Task to carry out = Extract all of the entries and set them down verbatim.

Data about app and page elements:

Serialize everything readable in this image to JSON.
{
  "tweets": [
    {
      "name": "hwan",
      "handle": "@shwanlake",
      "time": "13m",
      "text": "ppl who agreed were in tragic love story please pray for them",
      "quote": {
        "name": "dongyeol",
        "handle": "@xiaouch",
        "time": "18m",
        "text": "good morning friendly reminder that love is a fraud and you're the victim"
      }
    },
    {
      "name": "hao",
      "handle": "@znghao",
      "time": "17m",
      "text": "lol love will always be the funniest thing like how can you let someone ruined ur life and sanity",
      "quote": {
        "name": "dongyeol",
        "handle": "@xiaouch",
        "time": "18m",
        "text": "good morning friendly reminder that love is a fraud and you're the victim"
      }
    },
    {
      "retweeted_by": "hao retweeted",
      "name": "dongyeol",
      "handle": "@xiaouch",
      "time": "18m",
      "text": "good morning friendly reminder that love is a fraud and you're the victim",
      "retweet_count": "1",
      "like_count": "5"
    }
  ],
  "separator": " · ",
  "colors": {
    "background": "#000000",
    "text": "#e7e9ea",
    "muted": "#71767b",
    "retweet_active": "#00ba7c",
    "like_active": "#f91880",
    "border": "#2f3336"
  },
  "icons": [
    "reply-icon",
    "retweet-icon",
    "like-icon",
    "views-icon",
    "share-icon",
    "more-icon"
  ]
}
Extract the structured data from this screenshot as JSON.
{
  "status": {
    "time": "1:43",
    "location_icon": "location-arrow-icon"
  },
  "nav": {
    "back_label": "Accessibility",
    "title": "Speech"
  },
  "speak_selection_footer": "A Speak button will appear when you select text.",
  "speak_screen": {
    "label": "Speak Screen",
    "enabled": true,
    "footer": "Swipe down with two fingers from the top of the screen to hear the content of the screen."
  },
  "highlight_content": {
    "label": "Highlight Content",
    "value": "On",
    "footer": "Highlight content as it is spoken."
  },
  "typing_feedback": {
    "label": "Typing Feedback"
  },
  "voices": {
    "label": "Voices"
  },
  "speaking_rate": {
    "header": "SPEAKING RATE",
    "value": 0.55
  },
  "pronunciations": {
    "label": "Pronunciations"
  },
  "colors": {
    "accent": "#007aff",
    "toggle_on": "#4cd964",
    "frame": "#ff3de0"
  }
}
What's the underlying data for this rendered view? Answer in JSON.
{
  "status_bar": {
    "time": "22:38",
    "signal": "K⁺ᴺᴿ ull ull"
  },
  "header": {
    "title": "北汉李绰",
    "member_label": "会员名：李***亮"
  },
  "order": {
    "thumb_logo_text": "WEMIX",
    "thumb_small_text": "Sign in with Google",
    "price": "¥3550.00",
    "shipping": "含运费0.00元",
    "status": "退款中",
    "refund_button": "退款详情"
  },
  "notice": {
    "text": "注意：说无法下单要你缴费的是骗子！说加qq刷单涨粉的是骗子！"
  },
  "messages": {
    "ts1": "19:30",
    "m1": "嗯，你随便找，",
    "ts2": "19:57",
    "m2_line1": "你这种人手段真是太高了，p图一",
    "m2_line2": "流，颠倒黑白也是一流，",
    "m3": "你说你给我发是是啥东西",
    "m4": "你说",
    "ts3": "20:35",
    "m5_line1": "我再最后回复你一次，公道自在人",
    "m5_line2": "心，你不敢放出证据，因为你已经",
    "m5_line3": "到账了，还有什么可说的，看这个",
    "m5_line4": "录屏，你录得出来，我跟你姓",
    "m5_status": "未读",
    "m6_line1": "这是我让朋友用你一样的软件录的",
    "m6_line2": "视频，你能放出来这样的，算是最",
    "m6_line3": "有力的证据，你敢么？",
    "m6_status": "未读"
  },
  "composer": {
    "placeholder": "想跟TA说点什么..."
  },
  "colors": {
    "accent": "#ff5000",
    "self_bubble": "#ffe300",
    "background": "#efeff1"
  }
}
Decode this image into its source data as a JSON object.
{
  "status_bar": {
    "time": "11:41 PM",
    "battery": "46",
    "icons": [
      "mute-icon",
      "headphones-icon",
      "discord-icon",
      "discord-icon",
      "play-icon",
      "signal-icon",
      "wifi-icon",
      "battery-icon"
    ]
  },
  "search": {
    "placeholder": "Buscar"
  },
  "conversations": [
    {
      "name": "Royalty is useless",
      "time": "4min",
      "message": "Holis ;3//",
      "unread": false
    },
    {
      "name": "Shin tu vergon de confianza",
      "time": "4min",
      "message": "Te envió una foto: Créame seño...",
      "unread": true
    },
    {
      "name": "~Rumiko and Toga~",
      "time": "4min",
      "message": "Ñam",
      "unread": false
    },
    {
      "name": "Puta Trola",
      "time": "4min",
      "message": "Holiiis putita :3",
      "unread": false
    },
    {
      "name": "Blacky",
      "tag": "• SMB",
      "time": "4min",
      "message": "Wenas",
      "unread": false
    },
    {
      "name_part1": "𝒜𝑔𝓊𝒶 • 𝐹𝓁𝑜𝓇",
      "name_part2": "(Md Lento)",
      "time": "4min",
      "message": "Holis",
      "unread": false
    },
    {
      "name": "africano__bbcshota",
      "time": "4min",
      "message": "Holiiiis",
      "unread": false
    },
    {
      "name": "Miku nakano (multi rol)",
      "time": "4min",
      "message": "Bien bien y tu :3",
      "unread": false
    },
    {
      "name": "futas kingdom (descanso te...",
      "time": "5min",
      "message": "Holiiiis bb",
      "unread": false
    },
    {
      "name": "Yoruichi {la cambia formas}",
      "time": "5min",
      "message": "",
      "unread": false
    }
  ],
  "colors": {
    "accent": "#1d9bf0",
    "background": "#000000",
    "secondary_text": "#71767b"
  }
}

Response box =
Serialize everything readable in this image to JSON.
{
  "tweets": [
    {
      "name": "hwan",
      "handle": "@shwanlake",
      "time": "13m",
      "text": "ppl who agreed were in tragic love story please pray for them",
      "quote": {
        "name": "dongyeol",
        "handle": "@xiaouch",
        "time": "18m",
        "text": "good morning friendly reminder that love is a fraud and you're the victim"
      }
    },
    {
      "name": "hao",
      "handle": "@znghao",
      "time": "17m",
      "text": "lol love will always be the funniest thing like how can you let someone ruined ur life and sanity",
      "quote": {
        "name": "dongyeol",
        "handle": "@xiaouch",
        "time": "18m",
        "text": "good morning friendly reminder that love is a fraud and you're the victim"
      }
    },
    {
      "retweeted_by": "hao retweeted",
      "name": "dongyeol",
      "handle": "@xiaouch",
      "time": "18m",
      "text": "good morning friendly reminder that love is a fraud and you're the victim",
      "retweet_count": "1",
      "like_count": "5"
    }
  ],
  "separator": " · ",
  "colors": {
    "background": "#000000",
    "text": "#e7e9ea",
    "muted": "#71767b",
    "retweet_active": "#00ba7c",
    "like_active": "#f91880",
    "border": "#2f3336"
  },
  "icons": [
    "reply-icon",
    "retweet-icon",
    "like-icon",
    "views-icon",
    "share-icon",
    "more-icon"
  ]
}
Extract the structured data from this screenshot as JSON.
{
  "status": {
    "time": "1:43",
    "location_icon": "location-arrow-icon"
  },
  "nav": {
    "back_label": "Accessibility",
    "title": "Speech"
  },
  "speak_selection_footer": "A Speak button will appear when you select text.",
  "speak_screen": {
    "label": "Speak Screen",
    "enabled": true,
    "footer": "Swipe down with two fingers from the top of the screen to hear the content of the screen."
  },
  "highlight_content": {
    "label": "Highlight Content",
    "value": "On",
    "footer": "Highlight content as it is spoken."
  },
  "typing_feedback": {
    "label": "Typing Feedback"
  },
  "voices": {
    "label": "Voices"
  },
  "speaking_rate": {
    "header": "SPEAKING RATE",
    "value": 0.55
  },
  "pronunciations": {
    "label": "Pronunciations"
  },
  "colors": {
    "accent": "#007aff",
    "toggle_on": "#4cd964",
    "frame": "#ff3de0"
  }
}
What's the underlying data for this rendered view? Answer in JSON.
{
  "status_bar": {
    "time": "22:38",
    "signal": "K⁺ᴺᴿ ull ull"
  },
  "header": {
    "title": "北汉李绰",
    "member_label": "会员名：李***亮"
  },
  "order": {
    "thumb_logo_text": "WEMIX",
    "thumb_small_text": "Sign in with Google",
    "price": "¥3550.00",
    "shipping": "含运费0.00元",
    "status": "退款中",
    "refund_button": "退款详情"
  },
  "notice": {
    "text": "注意：说无法下单要你缴费的是骗子！说加qq刷单涨粉的是骗子！"
  },
  "messages": {
    "ts1": "19:30",
    "m1": "嗯，你随便找，",
    "ts2": "19:57",
    "m2_line1": "你这种人手段真是太高了，p图一",
    "m2_line2": "流，颠倒黑白也是一流，",
    "m3": "你说你给我发是是啥东西",
    "m4": "你说",
    "ts3": "20:35",
    "m5_line1": "我再最后回复你一次，公道自在人",
    "m5_line2": "心，你不敢放出证据，因为你已经",
    "m5_line3": "到账了，还有什么可说的，看这个",
    "m5_line4": "录屏，你录得出来，我跟你姓",
    "m5_status": "未读",
    "m6_line1": "这是我让朋友用你一样的软件录的",
    "m6_line2": "视频，你能放出来这样的，算是最",
    "m6_line3": "有力的证据，你敢么？",
    "m6_status": "未读"
  },
  "composer": {
    "placeholder": "想跟TA说点什么..."
  },
  "colors": {
    "accent": "#ff5000",
    "self_bubble": "#ffe300",
    "background": "#efeff1"
  }
}
Decode this image into its source data as a JSON object.
{
  "status_bar": {
    "time": "11:41 PM",
    "battery": "46",
    "icons": [
      "mute-icon",
      "headphones-icon",
      "discord-icon",
      "discord-icon",
      "play-icon",
      "signal-icon",
      "wifi-icon",
      "battery-icon"
    ]
  },
  "search": {
    "placeholder": "Buscar"
  },
  "conversations": [
    {
      "name": "Royalty is useless",
      "time": "4min",
      "message": "Holis ;3//",
      "unread": false
    },
    {
      "name": "Shin tu vergon de confianza",
      "time": "4min",
      "message": "Te envió una foto: Créame seño...",
      "unread": true
    },
    {
      "name": "~Rumiko and Toga~",
      "time": "4min",
      "message": "Ñam",
      "unread": false
    },
    {
      "name": "Puta Trola",
      "time": "4min",
      "message": "Holiiis putita :3",
      "unread": false
    },
    {
      "name": "Blacky",
      "tag": "• SMB",
      "time": "4min",
      "message": "Wenas",
      "unread": false
    },
    {
      "name_part1": "𝒜𝑔𝓊𝒶 • 𝐹𝓁𝑜𝓇",
      "name_part2": "(Md Lento)",
      "time": "4min",
      "message": "Holis",
      "unread": false
    },
    {
      "name": "africano__bbcshota",
      "time": "4min",
      "message": "Holiiiis",
      "unread": false
    },
    {
      "name": "Miku nakano (multi rol)",
      "time": "4min",
      "message": "Bien bien y tu :3",
      "unread": false
    },
    {
      "name": "futas kingdom (descanso te...",
      "time": "5min",
      "message": "Holiiiis bb",
      "unread": false
    },
    {
      "name": "Yoruichi {la cambia formas}",
      "time": "5min",
      "message": "",
      "unread": false
    }
  ],
  "colors": {
    "accent": "#1d9bf0",
    "background": "#000000",
    "secondary_text": "#71767b"
  }
}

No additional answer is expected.